Hunger

Hunger: A Memoir of (My) Body
By Roxane Gay
Harper, 9780062362599, June 2017, 320pp.

The Short of It:

Gay’s story touches on so many things. Although the title is called Hunger, it’s about insecurities, fear, doubt, and most of all identity.

The Rest of It:

This book fell into my hands at the library and although it’s a memoir,  my least fave thing to read besides romance, I decided to read a few pages to see if I would like it and the next time I put it down was when I finished it.

At a very young age, Roxane Gay was gang-raped by a group of boys and it affected her for years to come. When I say affected, I mean that it completely transformed who she thought she was which directly impacted how she felt about her body. Her body grew as she continued to feed it. This feeding, her weak attempt at burying herself and making herself invisible caused other problems, of course.

This was a powerful read and very well-done. It gave me a lot to think about and yes, anyone who has struggled with weight, myself included, will certainly identify with what Gay speaks of but it’s so much more. Even if you are not a fan of memoir, pick it up because it’s very, very good.

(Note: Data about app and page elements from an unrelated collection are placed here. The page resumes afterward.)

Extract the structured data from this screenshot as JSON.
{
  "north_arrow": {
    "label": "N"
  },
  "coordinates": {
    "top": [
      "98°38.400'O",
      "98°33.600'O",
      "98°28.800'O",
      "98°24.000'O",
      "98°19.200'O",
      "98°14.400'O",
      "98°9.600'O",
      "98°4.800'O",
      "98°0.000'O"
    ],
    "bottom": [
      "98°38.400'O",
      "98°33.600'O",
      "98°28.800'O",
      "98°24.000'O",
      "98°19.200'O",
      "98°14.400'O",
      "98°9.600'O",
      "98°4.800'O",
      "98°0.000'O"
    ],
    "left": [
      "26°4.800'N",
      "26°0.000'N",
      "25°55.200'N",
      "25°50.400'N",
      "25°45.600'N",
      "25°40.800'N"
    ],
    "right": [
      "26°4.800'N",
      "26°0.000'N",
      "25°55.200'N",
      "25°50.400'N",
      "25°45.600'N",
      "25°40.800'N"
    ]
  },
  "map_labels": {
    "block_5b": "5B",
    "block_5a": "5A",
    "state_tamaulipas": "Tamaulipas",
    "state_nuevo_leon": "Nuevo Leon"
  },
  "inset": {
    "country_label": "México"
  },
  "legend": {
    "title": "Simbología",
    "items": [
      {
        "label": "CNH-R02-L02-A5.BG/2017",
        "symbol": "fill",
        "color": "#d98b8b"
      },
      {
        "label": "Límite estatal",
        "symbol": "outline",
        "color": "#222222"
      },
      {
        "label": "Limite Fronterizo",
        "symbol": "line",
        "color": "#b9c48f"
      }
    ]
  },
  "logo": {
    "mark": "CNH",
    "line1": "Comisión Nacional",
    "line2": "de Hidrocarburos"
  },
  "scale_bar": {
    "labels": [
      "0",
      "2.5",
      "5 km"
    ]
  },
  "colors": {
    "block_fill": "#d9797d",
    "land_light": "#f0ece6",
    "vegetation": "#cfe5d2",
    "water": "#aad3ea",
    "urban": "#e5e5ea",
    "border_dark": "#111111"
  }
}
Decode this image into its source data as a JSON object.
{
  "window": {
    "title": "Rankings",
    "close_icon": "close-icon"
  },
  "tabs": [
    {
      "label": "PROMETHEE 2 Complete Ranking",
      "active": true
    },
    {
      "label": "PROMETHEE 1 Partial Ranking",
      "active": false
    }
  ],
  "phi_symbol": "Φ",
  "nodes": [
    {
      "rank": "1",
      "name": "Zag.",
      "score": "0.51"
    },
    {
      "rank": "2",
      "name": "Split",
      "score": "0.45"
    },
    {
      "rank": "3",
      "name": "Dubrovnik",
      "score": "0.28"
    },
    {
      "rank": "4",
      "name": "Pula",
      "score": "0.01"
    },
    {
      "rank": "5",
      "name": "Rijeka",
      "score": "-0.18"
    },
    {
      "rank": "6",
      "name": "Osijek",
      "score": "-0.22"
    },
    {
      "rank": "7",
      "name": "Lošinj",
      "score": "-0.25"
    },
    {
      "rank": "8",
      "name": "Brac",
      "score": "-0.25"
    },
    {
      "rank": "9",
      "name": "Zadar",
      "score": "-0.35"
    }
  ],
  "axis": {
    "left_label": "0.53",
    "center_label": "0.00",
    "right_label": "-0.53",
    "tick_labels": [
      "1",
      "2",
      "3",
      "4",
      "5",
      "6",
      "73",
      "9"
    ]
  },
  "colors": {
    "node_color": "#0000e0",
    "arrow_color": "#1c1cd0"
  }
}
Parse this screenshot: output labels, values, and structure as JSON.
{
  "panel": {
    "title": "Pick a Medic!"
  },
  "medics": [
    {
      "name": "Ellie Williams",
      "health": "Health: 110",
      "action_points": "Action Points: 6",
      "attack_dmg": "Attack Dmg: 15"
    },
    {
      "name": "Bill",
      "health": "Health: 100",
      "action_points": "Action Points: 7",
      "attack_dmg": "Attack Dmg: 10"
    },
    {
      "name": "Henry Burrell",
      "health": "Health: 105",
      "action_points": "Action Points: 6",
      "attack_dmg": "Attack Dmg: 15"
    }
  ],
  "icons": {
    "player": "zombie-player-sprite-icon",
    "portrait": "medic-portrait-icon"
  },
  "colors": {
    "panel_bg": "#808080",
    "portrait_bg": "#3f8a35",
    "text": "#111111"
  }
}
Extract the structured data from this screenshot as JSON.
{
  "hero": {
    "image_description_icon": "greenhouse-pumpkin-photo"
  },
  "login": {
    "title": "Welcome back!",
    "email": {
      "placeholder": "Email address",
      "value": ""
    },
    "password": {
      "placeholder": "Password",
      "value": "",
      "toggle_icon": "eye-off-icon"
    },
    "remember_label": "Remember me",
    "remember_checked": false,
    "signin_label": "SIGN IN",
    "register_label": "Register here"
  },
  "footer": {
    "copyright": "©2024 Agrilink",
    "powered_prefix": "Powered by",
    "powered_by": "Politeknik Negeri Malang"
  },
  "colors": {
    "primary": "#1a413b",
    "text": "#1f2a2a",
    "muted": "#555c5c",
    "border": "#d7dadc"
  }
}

Source: Borrowed
Disclosure: This post contains Indiebound affiliate links.